__What you should do__
Filter task. Return each line of the material that holds the string "kind".

══════════════════════════════

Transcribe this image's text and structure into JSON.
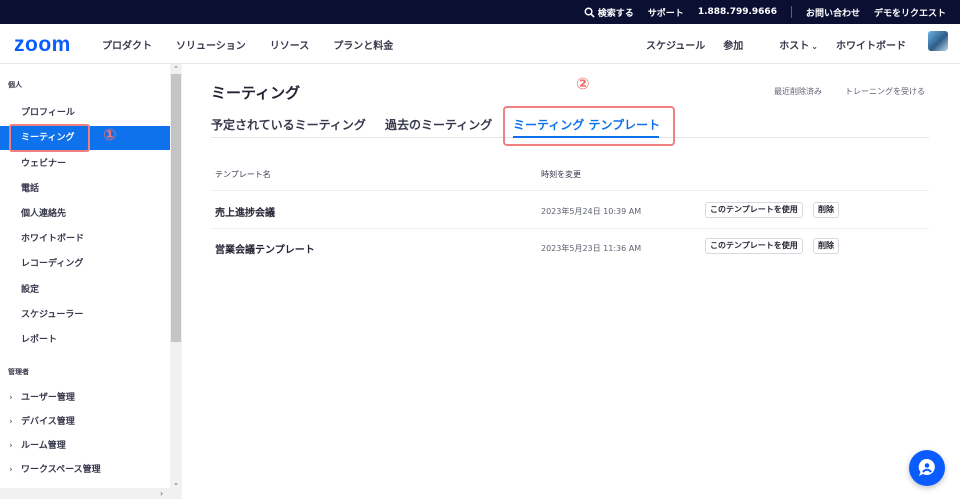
{
  "topbar": {
    "search": "検索する",
    "support": "サポート",
    "phone": "1.888.799.9666",
    "contact": "お問い合わせ",
    "demo": "デモをリクエスト"
  },
  "nav": {
    "logo": "zoom",
    "left": [
      "プロダクト",
      "ソリューション",
      "リソース",
      "プランと料金"
    ],
    "right": [
      "スケジュール",
      "参加",
      "ホスト",
      "ホワイトボード"
    ]
  },
  "sidebar": {
    "section_personal": "個人",
    "personal_items": [
      "プロフィール",
      "ミーティング",
      "ウェビナー",
      "電話",
      "個人連絡先",
      "ホワイトボード",
      "レコーディング",
      "設定",
      "スケジューラー",
      "レポート"
    ],
    "active_index": 1,
    "section_admin": "管理者",
    "admin_items": [
      "ユーザー管理",
      "デバイス管理",
      "ルーム管理",
      "ワークスペース管理"
    ]
  },
  "annotations": {
    "mark1": "①",
    "mark2": "②"
  },
  "page": {
    "title": "ミーティング",
    "recently_deleted": "最近削除済み",
    "training": "トレーニングを受ける",
    "tabs": [
      "予定されているミーティング",
      "過去のミーティング",
      "ミーティング テンプレート"
    ],
    "active_tab": 2
  },
  "table": {
    "headers": [
      "テンプレート名",
      "時刻を変更"
    ],
    "rows": [
      {
        "name": "売上進捗会議",
        "time": "2023年5月24日 10:39 AM",
        "use": "このテンプレートを使用",
        "delete": "削除"
      },
      {
        "name": "営業会議テンプレート",
        "time": "2023年5月23日 11:36 AM",
        "use": "このテンプレートを使用",
        "delete": "削除"
      }
    ]
  },
  "colors": {
    "accent": "#0e72ed",
    "topbar_bg": "#0b1033",
    "annotation": "#f08080"
  }
}
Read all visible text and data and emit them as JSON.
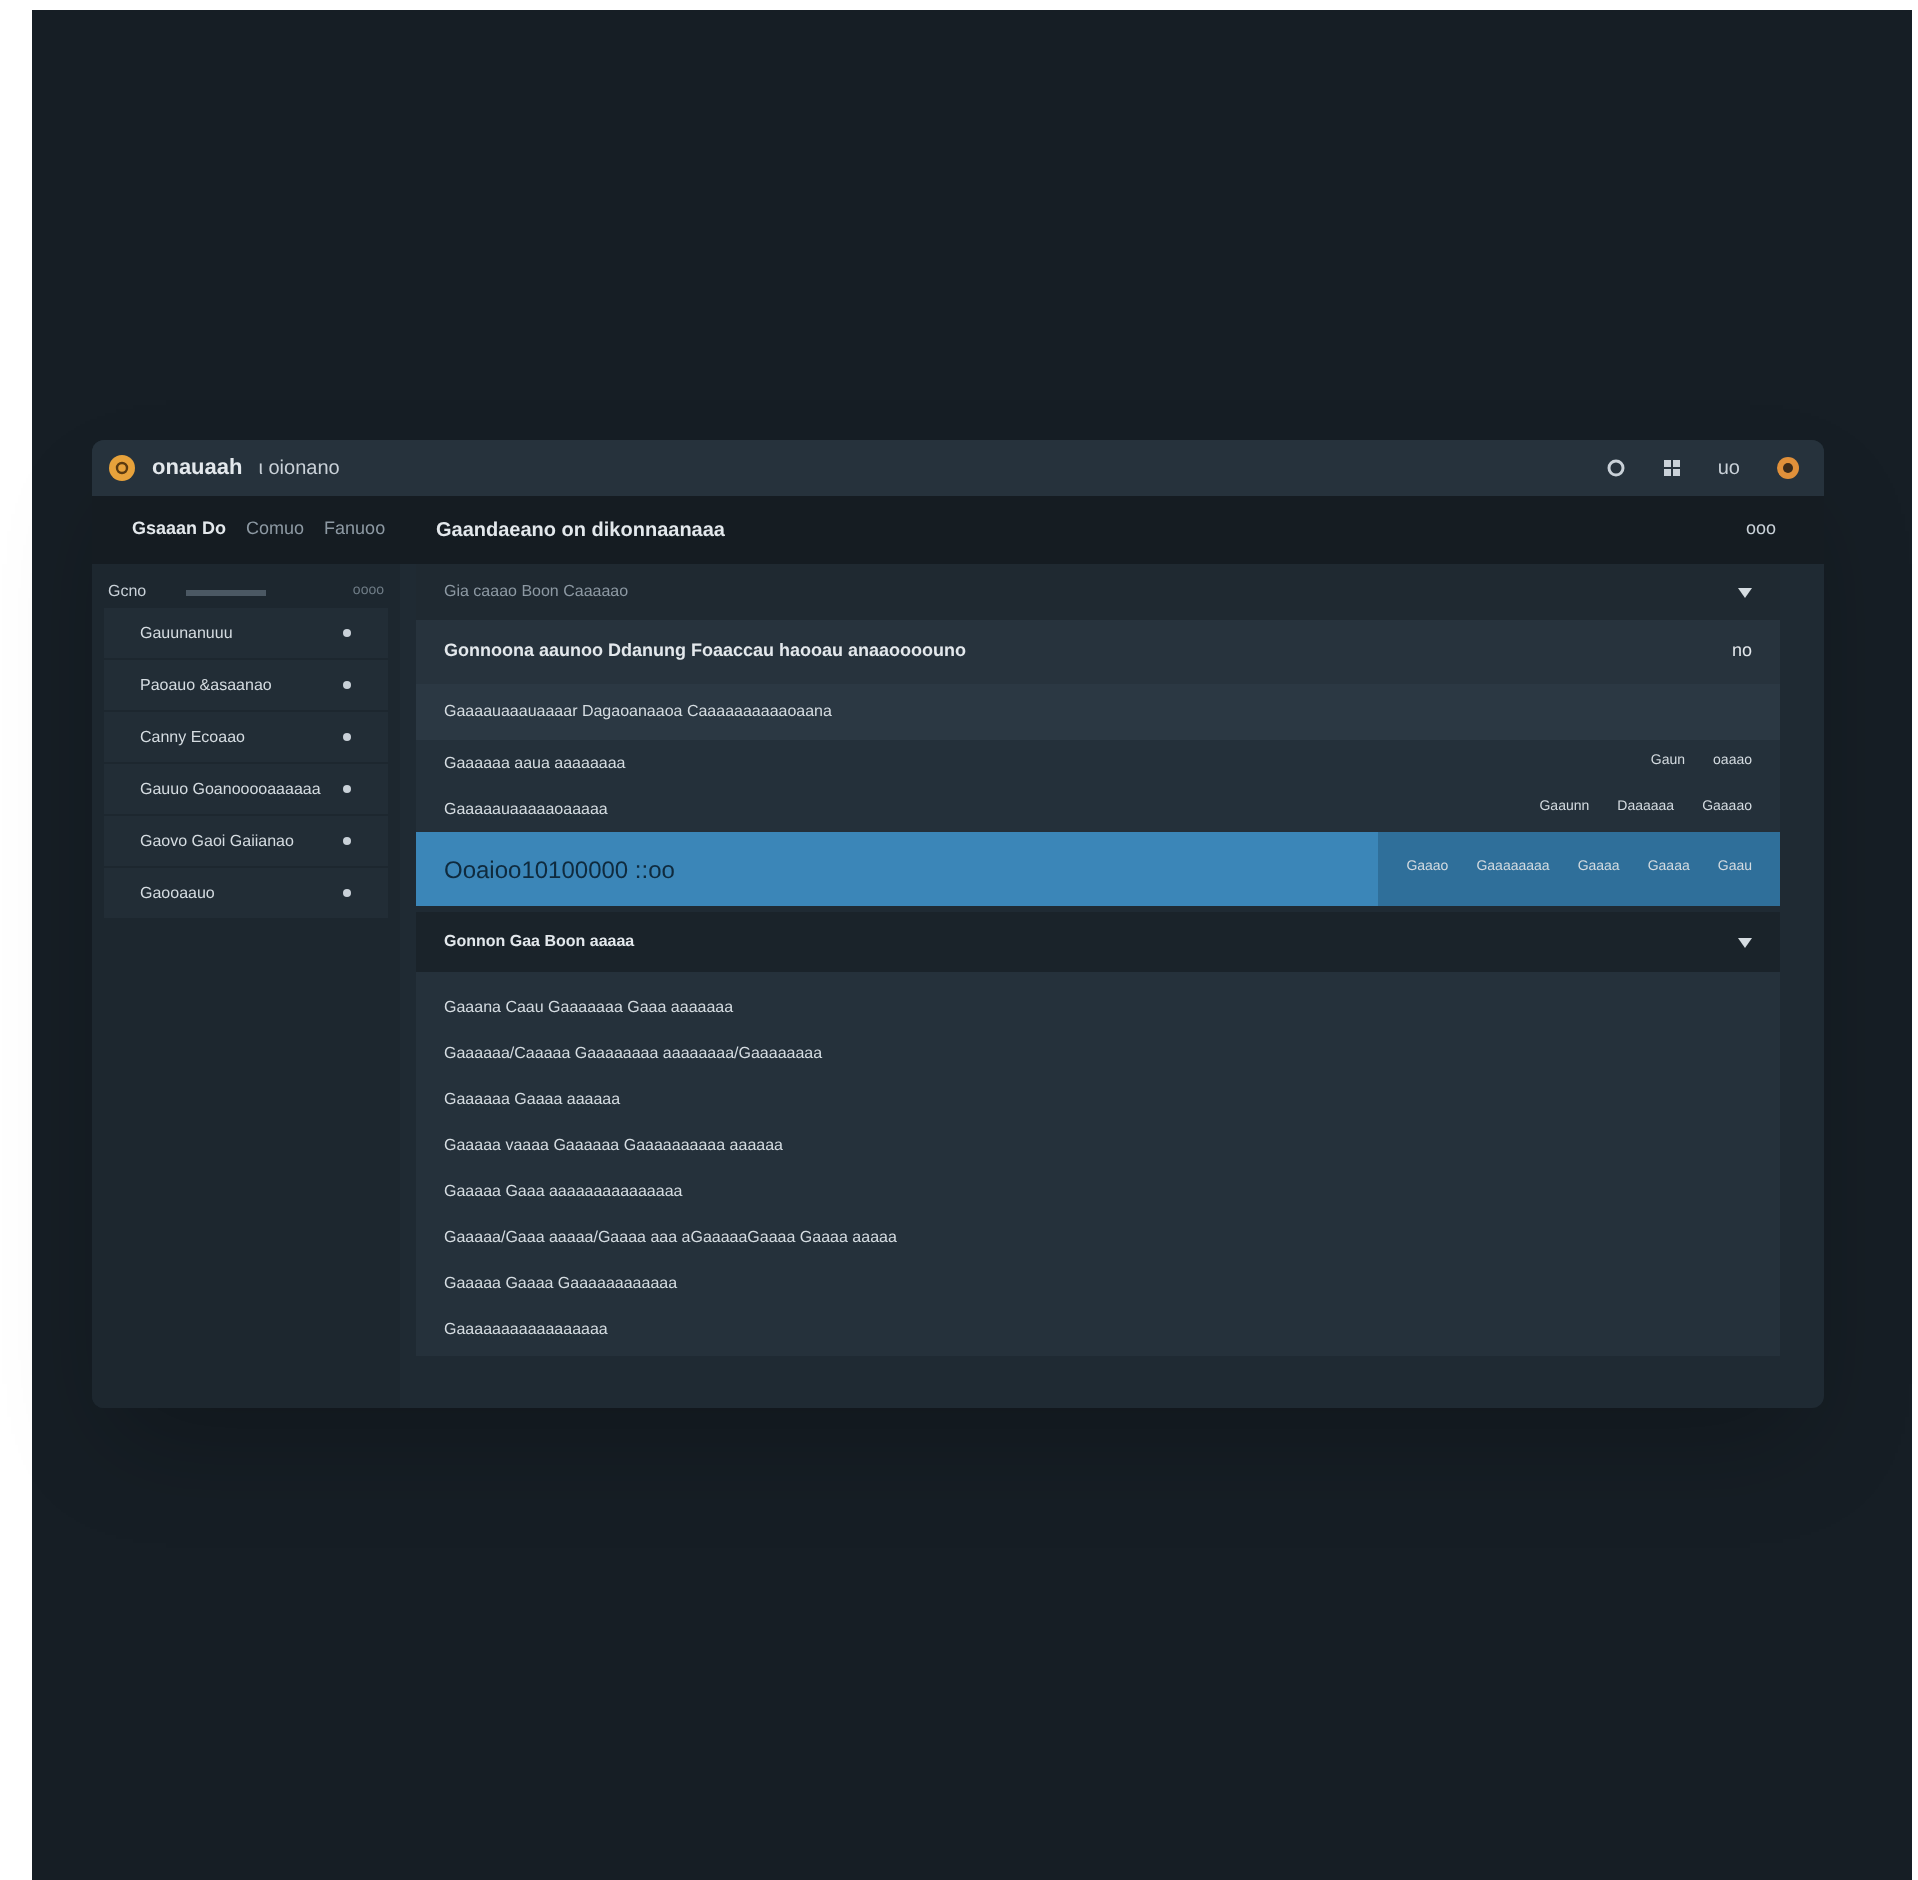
{
  "window": {
    "app_name": "onauaah",
    "subtitle": "ι oionano",
    "controls": [
      {
        "kind": "dot"
      },
      {
        "kind": "grid"
      },
      {
        "kind": "text",
        "label": "uo"
      },
      {
        "kind": "record"
      }
    ]
  },
  "header": {
    "tabs": [
      {
        "label": "Gsaaan Do",
        "selected": true
      },
      {
        "label": "Comuo",
        "selected": false
      },
      {
        "label": "Fanuoo",
        "selected": false
      }
    ],
    "title": "Gaandaeano on dikonnaanaaa",
    "action": "ooo"
  },
  "sidebar": {
    "heading": "Gcno",
    "heading_right": "oooo",
    "items": [
      {
        "label": "Gauunanuuu"
      },
      {
        "label": "Paoauo &asaanao"
      },
      {
        "label": "Canny Ecoaao"
      },
      {
        "label": "Gauuo Goanooooaaaaaa"
      },
      {
        "label": "Gaovo Gaoi Gaiianao"
      },
      {
        "label": "Gaooaauo"
      }
    ]
  },
  "filter": {
    "label": "Gia caaao Boon Caaaaao"
  },
  "rows": [
    {
      "kind": "title",
      "label": "Gonnoona aaunoo  Ddanung Foaaccau haooau anaaoooouno",
      "values": [
        "no"
      ],
      "selected": false
    },
    {
      "kind": "band",
      "label": "Gaaaauaaauaaaar Dagaoanaaoa Caaaaaaaaaaoaana",
      "values": [],
      "selected": false
    },
    {
      "kind": "plain",
      "label": "Gaaaaaa aaua aaaaaaaa",
      "values": [
        "Gaun",
        "oaaao"
      ],
      "selected": false
    },
    {
      "kind": "plain",
      "label": "Gaaaaauaaaaaoaaaaa",
      "values": [
        "Gaaunn",
        "Daaaaaa",
        "Gaaaao"
      ],
      "selected": false
    },
    {
      "kind": "title",
      "label": "Ooaioo10100000 ::oo",
      "values": [
        "Gaaao",
        "Gaaaaaaaa",
        "Gaaaa",
        "Gaaaa",
        "Gaau"
      ],
      "selected": true
    }
  ],
  "section": {
    "title": "Gonnon Gaa Boon aaaaa",
    "expanded": true,
    "items": [
      "Gaaana Caau Gaaaaaaa Gaaa aaaaaaa",
      "Gaaaaaa/Caaaaa Gaaaaaaaa aaaaaaaa/Gaaaaaaaa",
      "Gaaaaaa Gaaaa aaaaaa",
      "Gaaaaa vaaaa Gaaaaaa Gaaaaaaaaaa aaaaaa",
      "Gaaaaa Gaaa aaaaaaaaaaaaaaa",
      "Gaaaaa/Gaaa aaaaa/Gaaaa aaa aGaaaaaGaaaa Gaaaa aaaaa",
      "Gaaaaa Gaaaa Gaaaaaaaaaaaa",
      "Gaaaaaaaaaaaaaaaaa"
    ]
  }
}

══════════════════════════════

__Result of this task__
        "kind": "dot"
        "kind": "grid"
        "kind": "text",
        "kind": "record"
      "kind": "title",
      "kind": "band",
      "kind": "plain",
      "kind": "plain",
      "kind": "title",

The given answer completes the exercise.